Every laptop has its own Achilles’ heel – sometimes it’s the processor, sometimes it’s battery life and if those two are alright – it’s probably the screen. I’ll check the benchmarks, independent tests and reviews to come to an easy to understand judgment. There’s no one-size-fits-all option, especially when you’re on a budget.
In short, if you’re an AMD fan – get ready to welcome your new Intel overlords.
Every single small thing
Battery indicators, keyboard shortcuts, sleep mode, card reader, fingerprint reader etc. All of these features more often than not don’t work after a fresh installation. Many of the laptops I have filtered out have a lot of these problems solved – but usually not all. Almost always something will not work correctly. Do not expect a flawless integration.
A note on El Capitan
There is no guarantee that all or any of these laptops will be easily up-gradable to OSX El Capitan. But there’s a good chance that it will. Most of the guides for the recommended laptops use methods that withstood upgrades in the past and are likely to withstand them in the near future.
Also, the fact that these laptops are still rather new gives a lot of hope that the community will figure out a way how to port them to El Capitan if the upgrade will end up being more problematic than it should.
You should be okay to follow this guide if you have the following:
- A functional PC running a modern Intel CPU and mainstream motherboard.
- Access to an existing OS X product (e.g. your friend’s Macbook or an old iMac; we’ll get onto this later)
- Two USB drive.
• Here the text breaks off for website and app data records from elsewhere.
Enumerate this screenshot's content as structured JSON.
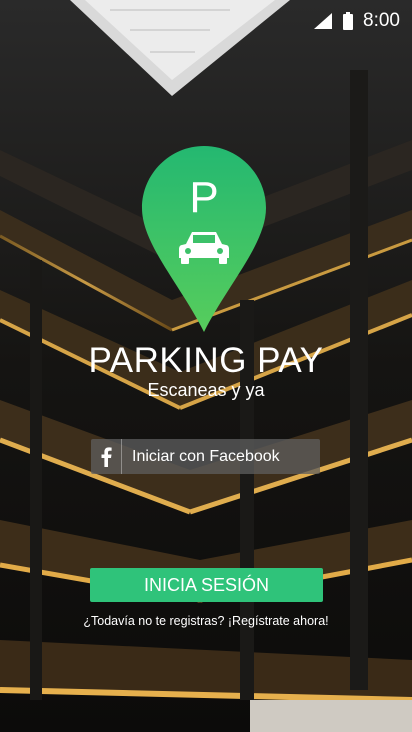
{
  "status_bar": {
    "time": "8:00"
  },
  "logo": {
    "letter": "P"
  },
  "app": {
    "title": "PARKING PAY",
    "subtitle": "Escaneas y ya"
  },
  "facebook_button": {
    "label": "Iniciar con Facebook",
    "icon": "facebook-icon"
  },
  "login_button": {
    "label": "INICIA SESIÓN"
  },
  "register_link": {
    "text": "¿Todavía no te registras? ¡Regístrate ahora!"
  },
  "colors": {
    "accent_green": "#2fc37a",
    "pin_green_top": "#24b871",
    "pin_green_bottom": "#52cc5f"
  }
}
One of these drives needs to have at least 8GB of storage space.
- Patience and an ability to Google your problems